“While it is true to say that under the current Aarto Regulations, drivers of operator-class motor vehicles could have their driving licences suspended for failing to pay e-tolls (that is, if the points-demerit system was in force now) this is not true with respect to drivers of around 91 percent of the registered self-propelled vehicles in South Africa,” JPSA states.
“Even though it has not been promulgated yet, a December 7, 2015, draft amendment to the Aarto Regulations indicated the intention of the Department of Transport to dispose of the single demerit-point applicable to charge code 3821 in Schedule 3 (the ‘Aarto charge book’) of the Aarto Regulations.”
JPSA says that it is little more than a play on words to say that “not paying your e-tolls is not a traffic infringement” and “instead counts as disobeying a road sign”.
“The descriptive wording of charge codes 3820 and 3821 is ‘Failed to comply with the directions conveyed by a road traffic sign by using a toll road without paying the toll charge’. Therefore, the underlying infringement is driving on a toll road without paying the toll charge,” JPSA explains.
According to JPSA, no infringement notices have yet been issued under Aarto, nor prosecution for failure to pay e-tolls.
“Perhaps part of the reason for this phenomenon is that serving infringement notices in person, or by registered mail, is a costly affair. The Aarto Amendment Bill seeks to introduce an ‘electronic service’ which will save issuing authorities and the Road Traffic Infringement Agency (RTIA) astronomical amounts of money.
“The Bill also seeks to remove the right of an alleged infringer to elect to be tried in court and in so doing, to be afforded their constitutional right to a fair trial. As a result, issuing authorities, including but not limited to the South African National Roads Agency Limited (Sanral), would never have to prove their allegations, if the Bill is signed into law.

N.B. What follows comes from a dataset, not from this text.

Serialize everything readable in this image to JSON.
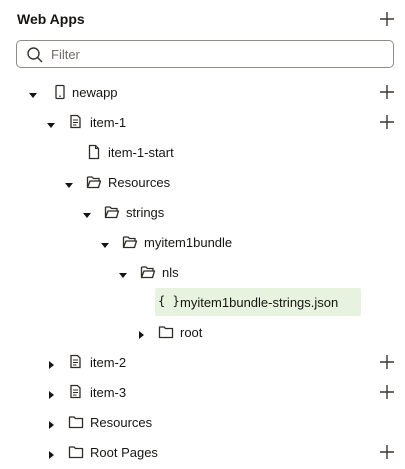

“JPSA maintains that, despite the Aarto Amendment Bill reportedly having been scrutinised and certified by the State Law Advisors, it will fail to pass constitutional and other legal muster if it is signed into law. The e-tolls issue is a separate, but interlinked, issue and is yet to be resolved,” JPSA concludes.